Material supplied below:
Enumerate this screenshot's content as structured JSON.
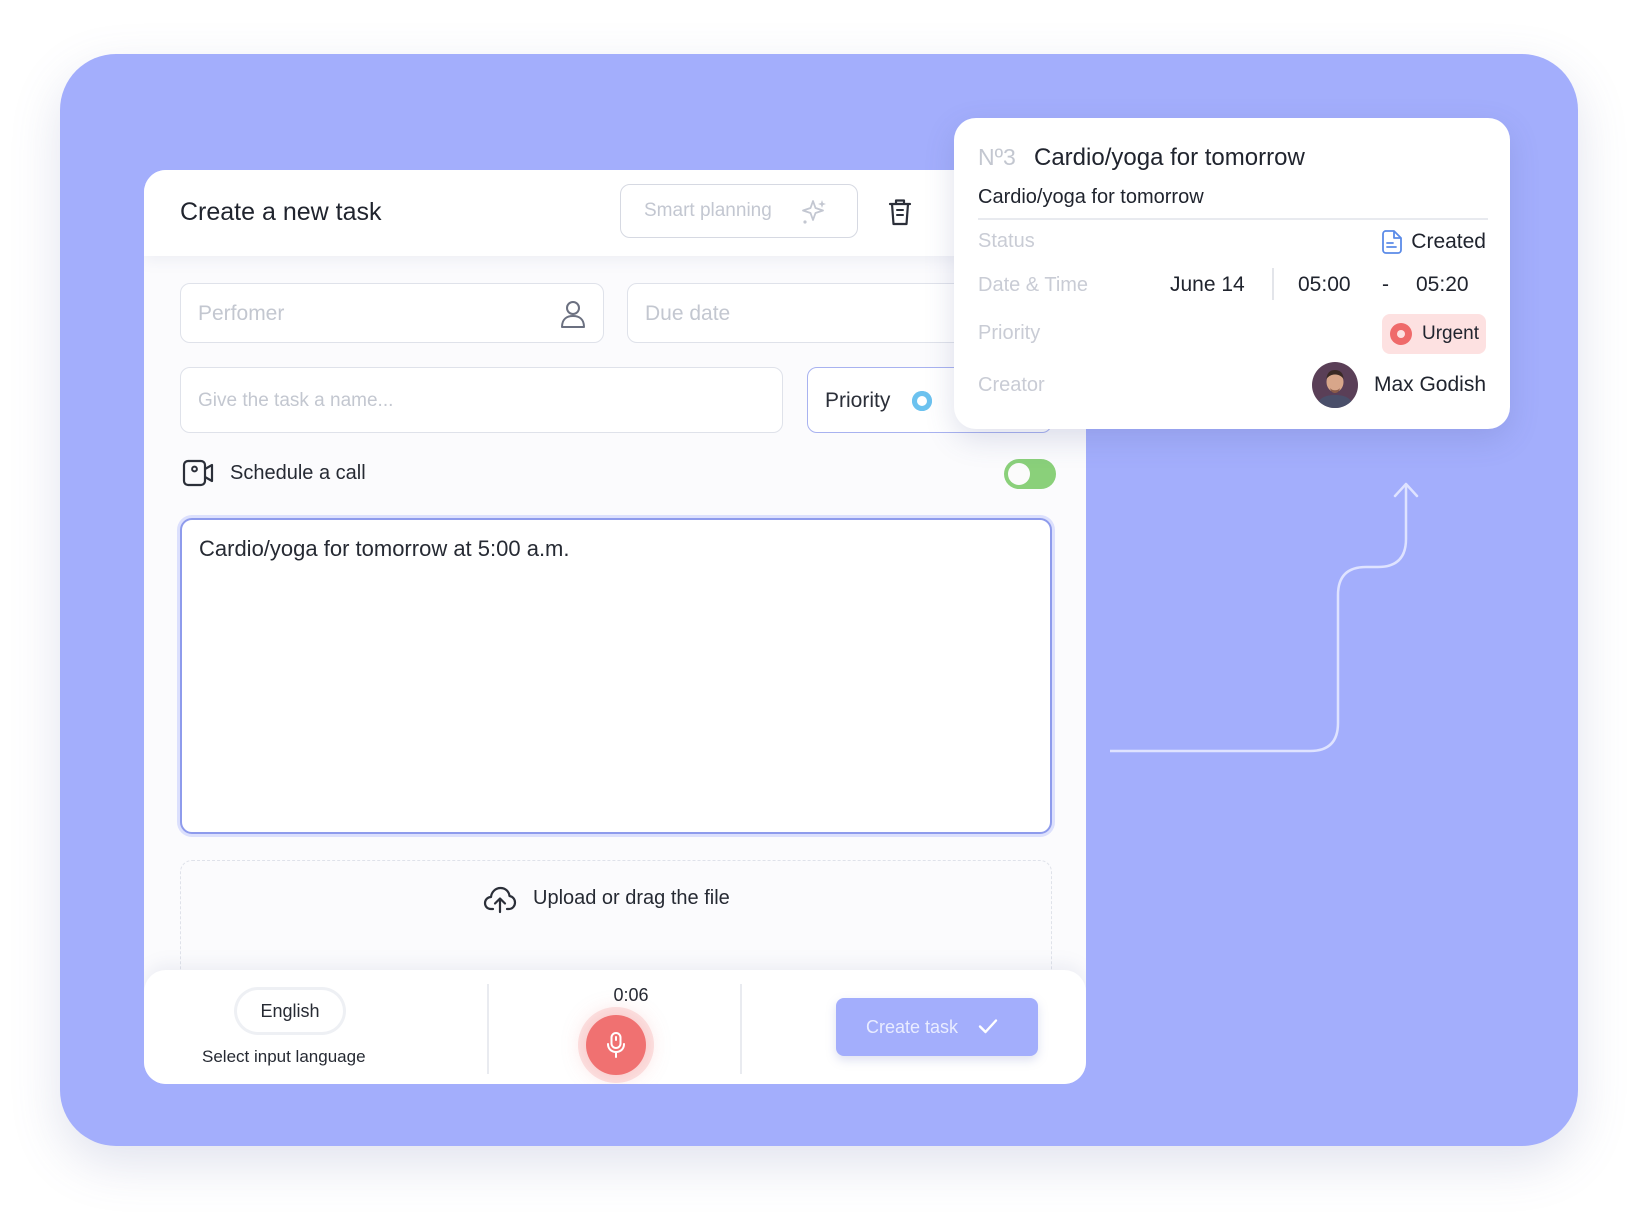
{
  "form": {
    "title": "Create a new task",
    "smart_planning_label": "Smart planning",
    "performer_placeholder": "Perfomer",
    "due_date_placeholder": "Due date",
    "name_placeholder": "Give the task a name...",
    "priority_label": "Priority",
    "schedule_call_label": "Schedule a call",
    "schedule_call_enabled": true,
    "description_value": "Cardio/yoga for tomorrow at 5:00 a.m.",
    "upload_label": "Upload or drag the file"
  },
  "footer": {
    "language": "English",
    "language_hint": "Select input language",
    "timer": "0:06",
    "create_label": "Create task"
  },
  "detail": {
    "number": "Nº3",
    "title": "Cardio/yoga for tomorrow",
    "subtitle": "Cardio/yoga for tomorrow",
    "status_label": "Status",
    "status_value": "Created",
    "datetime_label": "Date & Time",
    "date": "June 14",
    "time_start": "05:00",
    "time_dash": "-",
    "time_end": "05:20",
    "priority_label": "Priority",
    "priority_value": "Urgent",
    "creator_label": "Creator",
    "creator_name": "Max Godish"
  },
  "colors": {
    "background": "#a3aefc",
    "toggle_on": "#8ad07a",
    "mic": "#f07171",
    "urgent": "#ef6a6a",
    "priority_dot": "#6cc2ef"
  },
  "icons": [
    "sparkle-icon",
    "trash-icon",
    "user-icon",
    "video-call-icon",
    "cloud-upload-icon",
    "microphone-icon",
    "check-icon",
    "document-icon",
    "avatar"
  ]
}
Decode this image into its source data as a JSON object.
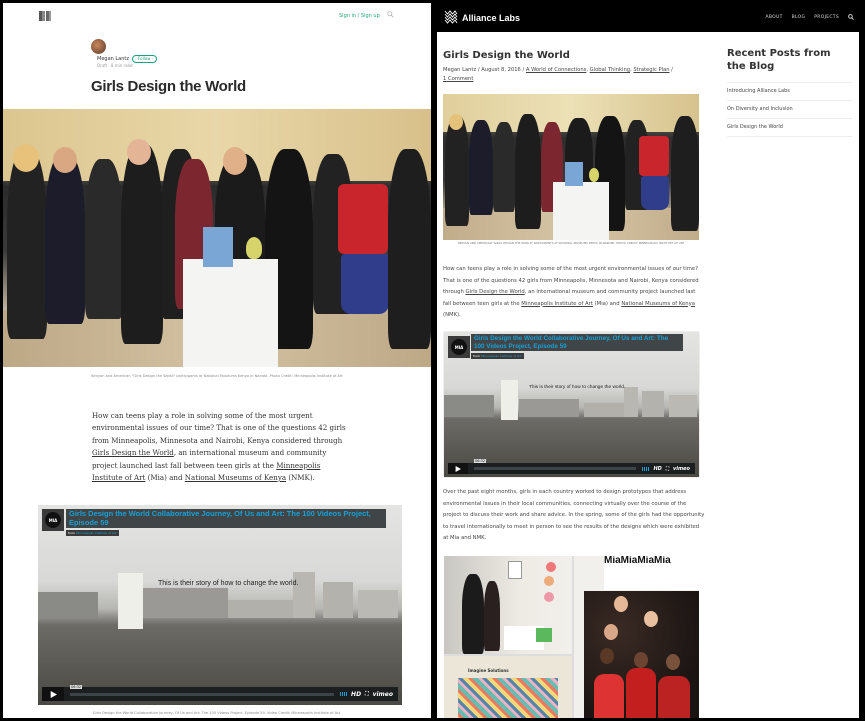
{
  "left": {
    "site": "Medium",
    "header": {
      "logo_icon": "medium-logo-icon",
      "signin_label": "Sign in / Sign up",
      "search_icon": "search-icon",
      "accent_color": "#1aa37a"
    },
    "author": {
      "name": "Megan Lantz",
      "follow_label": "Follow",
      "meta": "Draft · 8 min read"
    },
    "title": "Girls Design the World",
    "hero_caption": "Kenyan and American \"Girls Design the World\" participants at National Museums Kenya in Nairobi. Photo Credit: Minneapolis Institute of Art",
    "body": {
      "p1_before": "How can teens play a role in solving some of the most urgent environmental issues of our time? That is one of the questions 42 girls from Minneapolis, Minnesota and Nairobi, Kenya considered through ",
      "link1": "Girls Design the World",
      "p1_mid1": ", an international museum and community project launched last fall between teen girls at the ",
      "link2": "Minneapolis Institute of Art",
      "p1_mid2": " (Mia) and ",
      "link3": "National Museums of Kenya",
      "p1_end": " (NMK)."
    },
    "video_caption": "Girls Design the World Collaborative Journey, Of Us and Art: The 100 Videos Project, Episode 59. Video Credit: Minneapolis Institute of Art."
  },
  "video": {
    "badge": "MIA",
    "title": "Girls Design the World Collaborative Journey, Of Us and Art: The 100 Videos Project, Episode 59",
    "from_prefix": "from",
    "from_channel": "Minneapolis Institute of Art",
    "overlay_text": "This is their story of how to change the world.",
    "time": "06:32",
    "hd_label": "HD",
    "fullscreen_icon": "fullscreen-icon",
    "brand": "vimeo",
    "play_icon": "play-icon",
    "accent_color": "#19a0d6"
  },
  "right": {
    "site": "Alliance Labs",
    "header": {
      "logo_text": "Alliance Labs",
      "nav": [
        "ABOUT",
        "BLOG",
        "PROJECTS"
      ],
      "search_icon": "search-icon"
    },
    "title": "Girls Design the World",
    "meta": {
      "author": "Megan Lantz",
      "sep": " / ",
      "date": "August 8, 2016",
      "categories": [
        "A World of Connections",
        "Global Thinking",
        "Strategic Plan"
      ],
      "comments": "1 Comment"
    },
    "photo_caption": "KENYAN AND AMERICAN \"GIRLS DESIGN THE WORLD\" PARTICIPANTS AT NATIONAL MUSEUMS KENYA IN NAIROBI. PHOTO CREDIT: MINNEAPOLIS INSTITUTE OF ART",
    "body": {
      "p1_before": "How can teens play a role in solving some of the most urgent environmental issues of our time? That is one of the questions 42 girls from Minneapolis, Minnesota and Nairobi, Kenya considered through ",
      "link1": "Girls Design the World",
      "p1_mid1": ", an international museum and community project launched last fall between teen girls at the ",
      "link2": "Minneapolis Institute of Art",
      "p1_mid2": " (Mia) and ",
      "link3": "National Museums of Kenya",
      "p1_end": " (NMK).",
      "p2": "Over the past eight months, girls in each country worked to design prototypes that address environmental issues in their local communities, connecting virtually over the course of the project to discuss their work and share advice. In the spring, some of the girls had the opportunity to travel internationally to meet in person to see the results of the designs which were exhibited at Mia and NMK."
    },
    "collage": {
      "wall_text": "MiaMiaMiaMia",
      "board_text": "Imagine Solutions"
    },
    "sidebar": {
      "title": "Recent Posts from the Blog",
      "items": [
        "Introducing Alliance Labs",
        "On Diversity and Inclusion",
        "Girls Design the World"
      ]
    }
  }
}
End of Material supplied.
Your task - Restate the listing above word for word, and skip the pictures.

Task result -
Enumerate this screenshot's content as structured JSON.
{
  "form": {
    "title": "Create a new task",
    "smart_planning_label": "Smart planning",
    "performer_placeholder": "Perfomer",
    "due_date_placeholder": "Due date",
    "name_placeholder": "Give the task a name...",
    "priority_label": "Priority",
    "schedule_call_label": "Schedule a call",
    "schedule_call_enabled": true,
    "description_value": "Cardio/yoga for tomorrow at 5:00 a.m.",
    "upload_label": "Upload or drag the file"
  },
  "footer": {
    "language": "English",
    "language_hint": "Select input language",
    "timer": "0:06",
    "create_label": "Create task"
  },
  "detail": {
    "number": "Nº3",
    "title": "Cardio/yoga for tomorrow",
    "subtitle": "Cardio/yoga for tomorrow",
    "status_label": "Status",
    "status_value": "Created",
    "datetime_label": "Date & Time",
    "date": "June 14",
    "time_start": "05:00",
    "time_dash": "-",
    "time_end": "05:20",
    "priority_label": "Priority",
    "priority_value": "Urgent",
    "creator_label": "Creator",
    "creator_name": "Max Godish"
  },
  "colors": {
    "background": "#a3aefc",
    "toggle_on": "#8ad07a",
    "mic": "#f07171",
    "urgent": "#ef6a6a",
    "priority_dot": "#6cc2ef"
  },
  "icons": [
    "sparkle-icon",
    "trash-icon",
    "user-icon",
    "video-call-icon",
    "cloud-upload-icon",
    "microphone-icon",
    "check-icon",
    "document-icon",
    "avatar"
  ]
}
Decode this image into its source data as a JSON object.
{
  "left": {
    "site": "Medium",
    "header": {
      "logo_icon": "medium-logo-icon",
      "signin_label": "Sign in / Sign up",
      "search_icon": "search-icon",
      "accent_color": "#1aa37a"
    },
    "author": {
      "name": "Megan Lantz",
      "follow_label": "Follow",
      "meta": "Draft · 8 min read"
    },
    "title": "Girls Design the World",
    "hero_caption": "Kenyan and American \"Girls Design the World\" participants at National Museums Kenya in Nairobi. Photo Credit: Minneapolis Institute of Art",
    "body": {
      "p1_before": "How can teens play a role in solving some of the most urgent environmental issues of our time? That is one of the questions 42 girls from Minneapolis, Minnesota and Nairobi, Kenya considered through ",
      "link1": "Girls Design the World",
      "p1_mid1": ", an international museum and community project launched last fall between teen girls at the ",
      "link2": "Minneapolis Institute of Art",
      "p1_mid2": " (Mia) and ",
      "link3": "National Museums of Kenya",
      "p1_end": " (NMK)."
    },
    "video_caption": "Girls Design the World Collaborative Journey, Of Us and Art: The 100 Videos Project, Episode 59. Video Credit: Minneapolis Institute of Art."
  },
  "video": {
    "badge": "MIA",
    "title": "Girls Design the World Collaborative Journey, Of Us and Art: The 100 Videos Project, Episode 59",
    "from_prefix": "from",
    "from_channel": "Minneapolis Institute of Art",
    "overlay_text": "This is their story of how to change the world.",
    "time": "06:32",
    "hd_label": "HD",
    "fullscreen_icon": "fullscreen-icon",
    "brand": "vimeo",
    "play_icon": "play-icon",
    "accent_color": "#19a0d6"
  },
  "right": {
    "site": "Alliance Labs",
    "header": {
      "logo_text": "Alliance Labs",
      "nav": [
        "ABOUT",
        "BLOG",
        "PROJECTS"
      ],
      "search_icon": "search-icon"
    },
    "title": "Girls Design the World",
    "meta": {
      "author": "Megan Lantz",
      "sep": " / ",
      "date": "August 8, 2016",
      "categories": [
        "A World of Connections",
        "Global Thinking",
        "Strategic Plan"
      ],
      "comments": "1 Comment"
    },
    "photo_caption": "KENYAN AND AMERICAN \"GIRLS DESIGN THE WORLD\" PARTICIPANTS AT NATIONAL MUSEUMS KENYA IN NAIROBI. PHOTO CREDIT: MINNEAPOLIS INSTITUTE OF ART",
    "body": {
      "p1_before": "How can teens play a role in solving some of the most urgent environmental issues of our time? That is one of the questions 42 girls from Minneapolis, Minnesota and Nairobi, Kenya considered through ",
      "link1": "Girls Design the World",
      "p1_mid1": ", an international museum and community project launched last fall between teen girls at the ",
      "link2": "Minneapolis Institute of Art",
      "p1_mid2": " (Mia) and ",
      "link3": "National Museums of Kenya",
      "p1_end": " (NMK).",
      "p2": "Over the past eight months, girls in each country worked to design prototypes that address environmental issues in their local communities, connecting virtually over the course of the project to discuss their work and share advice. In the spring, some of the girls had the opportunity to travel internationally to meet in person to see the results of the designs which were exhibited at Mia and NMK."
    },
    "collage": {
      "wall_text": "MiaMiaMiaMia",
      "board_text": "Imagine Solutions"
    },
    "sidebar": {
      "title": "Recent Posts from the Blog",
      "items": [
        "Introducing Alliance Labs",
        "On Diversity and Inclusion",
        "Girls Design the World"
      ]
    }
  }
}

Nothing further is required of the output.